Web page and app entries
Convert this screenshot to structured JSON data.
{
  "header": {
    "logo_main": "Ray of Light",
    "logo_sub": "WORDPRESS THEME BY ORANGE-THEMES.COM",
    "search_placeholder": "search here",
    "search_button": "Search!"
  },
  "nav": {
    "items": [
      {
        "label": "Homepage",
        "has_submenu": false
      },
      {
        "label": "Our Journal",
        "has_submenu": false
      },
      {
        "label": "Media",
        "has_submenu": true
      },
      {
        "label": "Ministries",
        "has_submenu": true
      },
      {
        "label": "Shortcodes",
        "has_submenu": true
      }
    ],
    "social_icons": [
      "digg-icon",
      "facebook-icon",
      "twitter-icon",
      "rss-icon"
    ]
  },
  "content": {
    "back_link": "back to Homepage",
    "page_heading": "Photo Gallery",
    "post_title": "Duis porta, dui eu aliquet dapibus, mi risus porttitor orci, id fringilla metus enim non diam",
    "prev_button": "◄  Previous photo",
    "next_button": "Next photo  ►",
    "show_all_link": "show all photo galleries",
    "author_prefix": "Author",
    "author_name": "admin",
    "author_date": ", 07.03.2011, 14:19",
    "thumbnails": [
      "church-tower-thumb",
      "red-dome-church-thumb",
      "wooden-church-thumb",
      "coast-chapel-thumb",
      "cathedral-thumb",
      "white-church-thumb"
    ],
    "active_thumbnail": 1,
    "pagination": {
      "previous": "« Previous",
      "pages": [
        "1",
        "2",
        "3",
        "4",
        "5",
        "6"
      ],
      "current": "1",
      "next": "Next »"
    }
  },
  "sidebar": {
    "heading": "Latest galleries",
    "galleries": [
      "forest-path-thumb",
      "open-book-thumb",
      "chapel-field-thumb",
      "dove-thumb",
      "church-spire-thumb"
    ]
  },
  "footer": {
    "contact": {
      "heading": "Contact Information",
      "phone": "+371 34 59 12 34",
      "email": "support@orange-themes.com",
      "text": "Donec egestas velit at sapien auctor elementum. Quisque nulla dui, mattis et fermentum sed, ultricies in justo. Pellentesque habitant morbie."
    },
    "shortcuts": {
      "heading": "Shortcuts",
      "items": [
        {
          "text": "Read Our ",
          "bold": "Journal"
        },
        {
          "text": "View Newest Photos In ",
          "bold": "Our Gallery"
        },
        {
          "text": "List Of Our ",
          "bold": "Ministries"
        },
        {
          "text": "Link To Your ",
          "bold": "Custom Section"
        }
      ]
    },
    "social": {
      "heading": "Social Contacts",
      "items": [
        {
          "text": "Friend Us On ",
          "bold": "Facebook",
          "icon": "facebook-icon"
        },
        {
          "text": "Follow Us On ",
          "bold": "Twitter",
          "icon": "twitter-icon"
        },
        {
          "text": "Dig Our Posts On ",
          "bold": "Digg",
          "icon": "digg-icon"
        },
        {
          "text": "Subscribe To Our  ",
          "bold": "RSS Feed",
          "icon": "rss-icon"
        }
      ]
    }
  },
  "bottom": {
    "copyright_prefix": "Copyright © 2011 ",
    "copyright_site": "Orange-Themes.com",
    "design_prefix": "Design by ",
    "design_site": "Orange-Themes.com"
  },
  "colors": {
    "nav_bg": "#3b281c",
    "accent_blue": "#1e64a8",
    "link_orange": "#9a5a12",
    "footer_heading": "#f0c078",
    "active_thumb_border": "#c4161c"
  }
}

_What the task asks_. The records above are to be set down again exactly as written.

_Expected answer_.
Convert this screenshot to structured JSON data.
{
  "header": {
    "logo_main": "Ray of Light",
    "logo_sub": "WORDPRESS THEME BY ORANGE-THEMES.COM",
    "search_placeholder": "search here",
    "search_button": "Search!"
  },
  "nav": {
    "items": [
      {
        "label": "Homepage",
        "has_submenu": false
      },
      {
        "label": "Our Journal",
        "has_submenu": false
      },
      {
        "label": "Media",
        "has_submenu": true
      },
      {
        "label": "Ministries",
        "has_submenu": true
      },
      {
        "label": "Shortcodes",
        "has_submenu": true
      }
    ],
    "social_icons": [
      "digg-icon",
      "facebook-icon",
      "twitter-icon",
      "rss-icon"
    ]
  },
  "content": {
    "back_link": "back to Homepage",
    "page_heading": "Photo Gallery",
    "post_title": "Duis porta, dui eu aliquet dapibus, mi risus porttitor orci, id fringilla metus enim non diam",
    "prev_button": "◄  Previous photo",
    "next_button": "Next photo  ►",
    "show_all_link": "show all photo galleries",
    "author_prefix": "Author",
    "author_name": "admin",
    "author_date": ", 07.03.2011, 14:19",
    "thumbnails": [
      "church-tower-thumb",
      "red-dome-church-thumb",
      "wooden-church-thumb",
      "coast-chapel-thumb",
      "cathedral-thumb",
      "white-church-thumb"
    ],
    "active_thumbnail": 1,
    "pagination": {
      "previous": "« Previous",
      "pages": [
        "1",
        "2",
        "3",
        "4",
        "5",
        "6"
      ],
      "current": "1",
      "next": "Next »"
    }
  },
  "sidebar": {
    "heading": "Latest galleries",
    "galleries": [
      "forest-path-thumb",
      "open-book-thumb",
      "chapel-field-thumb",
      "dove-thumb",
      "church-spire-thumb"
    ]
  },
  "footer": {
    "contact": {
      "heading": "Contact Information",
      "phone": "+371 34 59 12 34",
      "email": "support@orange-themes.com",
      "text": "Donec egestas velit at sapien auctor elementum. Quisque nulla dui, mattis et fermentum sed, ultricies in justo. Pellentesque habitant morbie."
    },
    "shortcuts": {
      "heading": "Shortcuts",
      "items": [
        {
          "text": "Read Our ",
          "bold": "Journal"
        },
        {
          "text": "View Newest Photos In ",
          "bold": "Our Gallery"
        },
        {
          "text": "List Of Our ",
          "bold": "Ministries"
        },
        {
          "text": "Link To Your ",
          "bold": "Custom Section"
        }
      ]
    },
    "social": {
      "heading": "Social Contacts",
      "items": [
        {
          "text": "Friend Us On ",
          "bold": "Facebook",
          "icon": "facebook-icon"
        },
        {
          "text": "Follow Us On ",
          "bold": "Twitter",
          "icon": "twitter-icon"
        },
        {
          "text": "Dig Our Posts On ",
          "bold": "Digg",
          "icon": "digg-icon"
        },
        {
          "text": "Subscribe To Our  ",
          "bold": "RSS Feed",
          "icon": "rss-icon"
        }
      ]
    }
  },
  "bottom": {
    "copyright_prefix": "Copyright © 2011 ",
    "copyright_site": "Orange-Themes.com",
    "design_prefix": "Design by ",
    "design_site": "Orange-Themes.com"
  },
  "colors": {
    "nav_bg": "#3b281c",
    "accent_blue": "#1e64a8",
    "link_orange": "#9a5a12",
    "footer_heading": "#f0c078",
    "active_thumb_border": "#c4161c"
  }
}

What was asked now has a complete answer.